Let’s break down the four main positive positive parts of using a course marketplace.
They’re easy to get into
There are few minimum requirements to get into an online marketplace. Their vetting process is rather simple, fees (if any) are low and the majority of teachers are approved with no issues.
They handle the administration details
When you work with a marketplace, they handle the majority of the minor admin items like billing, technical upgrades, security and the myriad other things which go into launching and hosting online courses.
Using them means you don’t have to worry about the technical side and each month you receive a convenient cheque or deposit for your course earnings.
They have a built in audience
People browsing a course marketplace are in the mood to learn – they just have to decide what course to enrol in. A marketplace has this advantage over a course platform because of their built in audience. If you feel your course topic reaches a broader market this could be an advantage for you.
They’re great for validating an idea
If you’re not quite sure your course idea is a good one – a marketplace is a great place to validate your idea with less work and investment up front. By using their platform and support you can get a simple course up and running quickly and be able to gauge interest in your topic.
Now we’ve examined the benefits of using a marketplace to deliver your course, let’s look at the disadvantages they bring.
You don’t own your platform
With any hosted service there’s always a possibility terms will change, vetting processes get tighter or you unknowingly violate a term of service. In the event this happens they are free to take down your course or close your account with little to no notice. It’s happened to many before so be aware that if you don’t your own platform, you’ll have to play by their rules.
You don’t own your student list

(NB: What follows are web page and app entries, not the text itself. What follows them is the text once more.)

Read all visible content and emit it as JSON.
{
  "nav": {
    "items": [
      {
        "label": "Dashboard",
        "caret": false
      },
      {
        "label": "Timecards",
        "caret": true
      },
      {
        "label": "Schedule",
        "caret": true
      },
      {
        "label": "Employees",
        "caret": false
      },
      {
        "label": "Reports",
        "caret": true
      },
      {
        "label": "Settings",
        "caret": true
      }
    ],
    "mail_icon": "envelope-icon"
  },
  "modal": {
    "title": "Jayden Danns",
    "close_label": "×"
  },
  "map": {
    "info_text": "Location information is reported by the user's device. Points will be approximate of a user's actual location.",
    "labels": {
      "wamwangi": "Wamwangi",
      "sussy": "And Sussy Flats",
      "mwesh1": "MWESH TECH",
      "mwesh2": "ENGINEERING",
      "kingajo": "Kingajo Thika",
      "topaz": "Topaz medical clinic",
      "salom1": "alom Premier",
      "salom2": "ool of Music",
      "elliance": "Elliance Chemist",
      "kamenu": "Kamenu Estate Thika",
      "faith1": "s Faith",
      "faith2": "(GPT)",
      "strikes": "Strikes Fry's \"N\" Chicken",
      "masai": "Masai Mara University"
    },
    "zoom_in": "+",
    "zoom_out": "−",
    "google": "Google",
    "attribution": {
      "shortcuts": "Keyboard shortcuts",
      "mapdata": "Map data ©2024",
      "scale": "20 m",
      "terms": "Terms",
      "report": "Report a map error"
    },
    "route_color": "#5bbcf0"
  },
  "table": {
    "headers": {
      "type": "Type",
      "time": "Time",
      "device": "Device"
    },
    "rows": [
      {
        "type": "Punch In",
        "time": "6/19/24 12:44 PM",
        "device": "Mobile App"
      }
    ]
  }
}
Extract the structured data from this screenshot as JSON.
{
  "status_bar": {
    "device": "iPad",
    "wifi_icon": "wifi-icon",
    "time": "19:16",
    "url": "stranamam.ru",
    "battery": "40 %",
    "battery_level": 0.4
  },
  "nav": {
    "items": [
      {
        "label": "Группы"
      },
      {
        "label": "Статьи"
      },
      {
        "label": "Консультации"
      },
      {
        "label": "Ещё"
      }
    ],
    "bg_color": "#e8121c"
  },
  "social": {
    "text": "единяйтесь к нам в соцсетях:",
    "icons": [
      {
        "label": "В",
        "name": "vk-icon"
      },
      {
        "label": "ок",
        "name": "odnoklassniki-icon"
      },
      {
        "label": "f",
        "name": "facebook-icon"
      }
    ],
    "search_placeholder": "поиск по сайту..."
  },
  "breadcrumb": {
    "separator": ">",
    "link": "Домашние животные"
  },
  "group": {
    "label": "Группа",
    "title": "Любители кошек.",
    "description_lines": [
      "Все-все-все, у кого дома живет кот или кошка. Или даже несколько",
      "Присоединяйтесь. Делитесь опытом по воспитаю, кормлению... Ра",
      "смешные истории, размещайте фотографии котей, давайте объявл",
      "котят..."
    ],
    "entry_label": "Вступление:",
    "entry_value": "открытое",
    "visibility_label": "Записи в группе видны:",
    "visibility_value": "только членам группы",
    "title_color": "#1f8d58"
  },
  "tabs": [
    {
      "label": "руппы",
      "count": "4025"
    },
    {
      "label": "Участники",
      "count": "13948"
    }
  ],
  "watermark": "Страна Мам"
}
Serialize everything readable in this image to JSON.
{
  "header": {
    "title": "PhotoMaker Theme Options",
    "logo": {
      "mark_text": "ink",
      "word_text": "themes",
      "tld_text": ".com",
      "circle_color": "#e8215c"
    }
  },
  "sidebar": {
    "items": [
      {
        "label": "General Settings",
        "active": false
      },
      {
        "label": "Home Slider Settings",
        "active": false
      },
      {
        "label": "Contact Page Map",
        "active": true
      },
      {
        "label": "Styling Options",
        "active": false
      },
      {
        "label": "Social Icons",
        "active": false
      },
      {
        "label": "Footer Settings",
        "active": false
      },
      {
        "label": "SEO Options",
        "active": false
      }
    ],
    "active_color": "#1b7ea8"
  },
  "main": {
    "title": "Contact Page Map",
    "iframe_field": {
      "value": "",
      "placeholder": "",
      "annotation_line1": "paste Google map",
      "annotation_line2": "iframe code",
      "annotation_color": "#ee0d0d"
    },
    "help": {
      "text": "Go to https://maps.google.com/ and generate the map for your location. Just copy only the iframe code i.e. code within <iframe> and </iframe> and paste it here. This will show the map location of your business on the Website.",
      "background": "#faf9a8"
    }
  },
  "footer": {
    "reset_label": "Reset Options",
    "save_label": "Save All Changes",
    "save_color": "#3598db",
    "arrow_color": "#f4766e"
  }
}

Most of the marketplaces do not disclose the list of your students and the only way you can contact them is through the course marketplace platform. For many of them, contacting your students outside of their platform is a violation of their terms and services. While this may not be a problem for you, if you do ever want to move to another service you would essentially be starting from scratch.
Competition can be high

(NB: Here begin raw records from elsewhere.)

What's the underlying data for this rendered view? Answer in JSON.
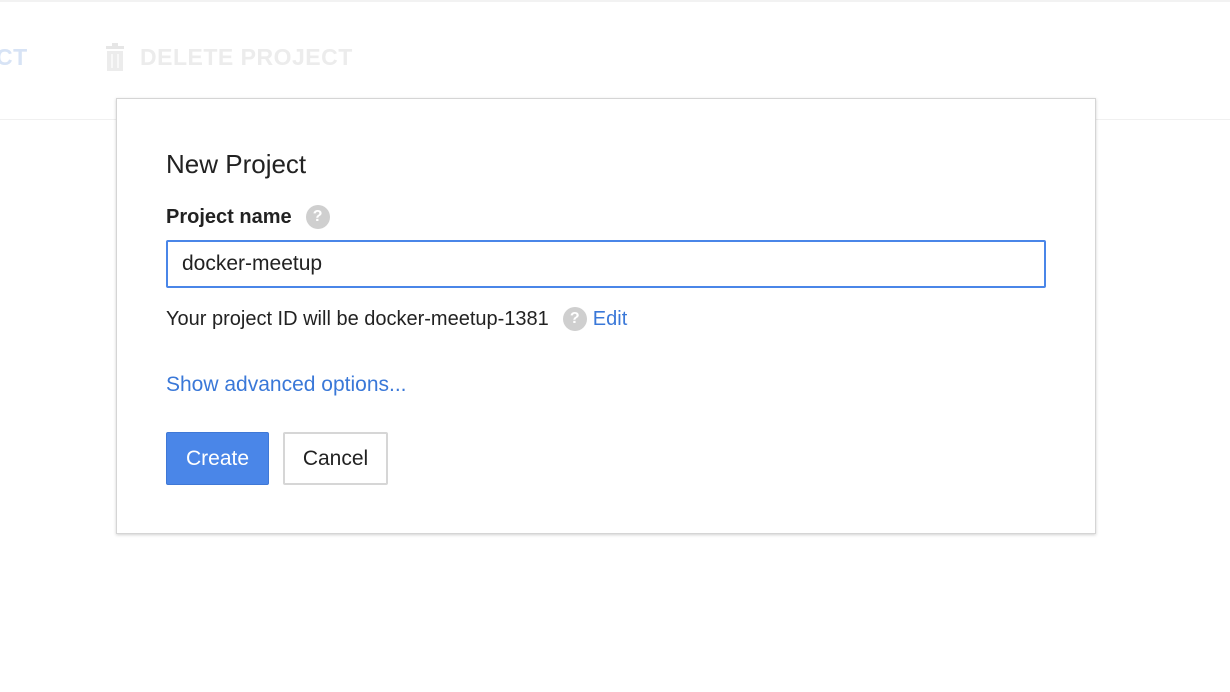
{
  "toolbar": {
    "left_action_label": "CT",
    "delete_label": "DELETE PROJECT",
    "delete_icon": "trash-icon"
  },
  "dialog": {
    "title": "New Project",
    "project_name_label": "Project name",
    "project_name_value": "docker-meetup",
    "help_icon": "help-icon",
    "project_id_text": "Your project ID will be docker-meetup-1381",
    "edit_label": "Edit",
    "advanced_options_label": "Show advanced options...",
    "create_label": "Create",
    "cancel_label": "Cancel"
  },
  "colors": {
    "accent": "#4a86e8",
    "link": "#3a78d8"
  }
}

The nature of a marketplace is that if your potential students are browsing, your course has to compete with other courses in the same industry or topic. If your industry is popular or competitive then your course has to be very attractive to get the attention and enrolment it deserves.
You can’t control your price 100% of the time
Since you’re using their platform, they control your pricing. At times when a marketplace has a large sale they can undercut your posted price to something much, much lower. At the time of writing this article, Udemy is running a black friday promotion where all their courses are $10. If your course is normally priced at $149 or higher, this is a substantial pay cut for you.
So which do you choose?
It’s up to you whether using a marketplace is a good idea for your courses and situation.
You could enjoy the structure and stability a course marketplace provides or use them as a way to validate ideas for a larger, more involved course. Using them to get acquainted with the process of creating and launching a course is a fine way to get your toes wet and takes much of the pressure off of first time course publishers.
But if you’re serious about courses being a major part of your income it’s best to pass over the marketplaces and look seriously at other options like hosted platforms or self hosted learning management systems (LMS). These will offer you more control over your delivery experience and your student list, plus let you price with confidence.
In the next article of this series we’re going to examine the pros and cons of using a hosted course platform so you can see how they stack up – stay tuned!
What’s your favourite course marketplace? Do you have a preference for one over another or have you had any issues with one in the past? I’d love to hear about them and get your opinion on the subject.